Monday I start at the University. Some students already called and messaged me several weeks ago, welcoming me and letting me know how happy they are that I am coming. It’s a good feeling to be so welcomed, knowing that one’s efforts are so greatly appreciated. It makes everything that it took to get this far seem so worth-while. I know what it is like to work long and hard and have the efforts unappreciated, even rejected, despised and betrayed, so this endeavor is for me personally just that much more rewarding. But like the Kiwanis principals of giving primacy to spiritual and human values above material values, so it is that the best part of this undertaking is that it is greater than anything I could personally accomplish—being in the Peace Corps contributes to the betterment of so many things, to help others in a technical manner, to build bridges of understanding between the citizens of our nation and other nations, to contribute truly as the name implies—to peace. Hopefully, inshallah—God willing, I will do this noble cause some justice.
As a final farewell, my home in Masazir once again lost its electricity and heat during the last couple of days I was there, as well as water, too—again, no shower.
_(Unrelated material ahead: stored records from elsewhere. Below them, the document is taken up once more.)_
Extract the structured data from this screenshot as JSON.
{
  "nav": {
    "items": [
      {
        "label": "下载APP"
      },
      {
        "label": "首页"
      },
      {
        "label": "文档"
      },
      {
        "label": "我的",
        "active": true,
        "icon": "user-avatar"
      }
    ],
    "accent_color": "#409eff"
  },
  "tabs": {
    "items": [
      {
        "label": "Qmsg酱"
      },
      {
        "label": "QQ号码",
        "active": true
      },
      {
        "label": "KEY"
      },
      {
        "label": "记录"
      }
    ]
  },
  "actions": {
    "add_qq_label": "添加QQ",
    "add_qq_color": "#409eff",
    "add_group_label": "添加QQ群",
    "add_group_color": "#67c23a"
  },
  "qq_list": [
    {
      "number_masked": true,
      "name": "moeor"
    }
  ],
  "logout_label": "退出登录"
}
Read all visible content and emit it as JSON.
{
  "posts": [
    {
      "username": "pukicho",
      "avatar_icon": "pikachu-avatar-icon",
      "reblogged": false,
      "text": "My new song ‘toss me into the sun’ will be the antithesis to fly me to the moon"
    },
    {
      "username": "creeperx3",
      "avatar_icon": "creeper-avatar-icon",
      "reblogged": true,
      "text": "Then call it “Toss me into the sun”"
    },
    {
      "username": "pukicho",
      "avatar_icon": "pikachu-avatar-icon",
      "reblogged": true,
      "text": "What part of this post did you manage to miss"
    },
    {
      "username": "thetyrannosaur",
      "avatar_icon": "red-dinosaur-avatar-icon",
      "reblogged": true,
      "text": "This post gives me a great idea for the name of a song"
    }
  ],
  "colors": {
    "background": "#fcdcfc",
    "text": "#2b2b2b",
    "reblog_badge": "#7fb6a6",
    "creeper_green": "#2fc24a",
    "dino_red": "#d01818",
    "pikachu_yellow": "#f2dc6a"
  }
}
My Masazir host family sure knows how to roll with the punches, though, and kiddingly told me that only in Masazir would I have these ‘troubles’: since one of the largest hydro-electric dams in this part of the world is in Ming, I should need not worry about running out of either water or electricity, they told me. Actually, much can be learned about the important, and not-so-important, things in life from my Masazir host family. Naturally it is unpleasant for them, too, when these conveniences, which we in America take so much for granted, are lost; but my Masazir host family has a method for coping with each of them—they are ready with the candles and kerosene lamps, so we can keep on studying; there’s the wood for the little stove for some warmth; there are neighbors, from whom you can borrow a bucket of water; there’s always food that can be eaten without cooking; and there are games to be played and songs to be sung and traditional dances to be practiced in the little hall-way, while waiting for these amenities to return. Some of my favorite memories now are how I learned to do without, and came to admire and have fun with the family for whom this is just another minor fact of life. People who are resilient like this are models for resourcefulness, skill, practicality, and most of all for being examples of how families stick together, help each other, for the betterment of all. For a farewell meal, the mom in my host family asked to borrow my hand-held can-opener, which is part of the supplies Peace Corps recommends you bring from America; this reminded me, that absolutely everything we eat here is fresh; not a single canned or packaged food is in her house. The only canned things we eat are the canned fruits, vegetables, and pickles, which she herself preserves. Even her noodles are always home-made. No foods loaded with preservatives here! If you don’t grow it yourself, or buy it in the bazaar (market) fresh from the farmer, it just doesn’t show up on the average Azerbaijani table. Even the chickens, like our Thanksgiving turkey, are often bought live, then slaughtered, plucked and cooked—can’t get much fresher!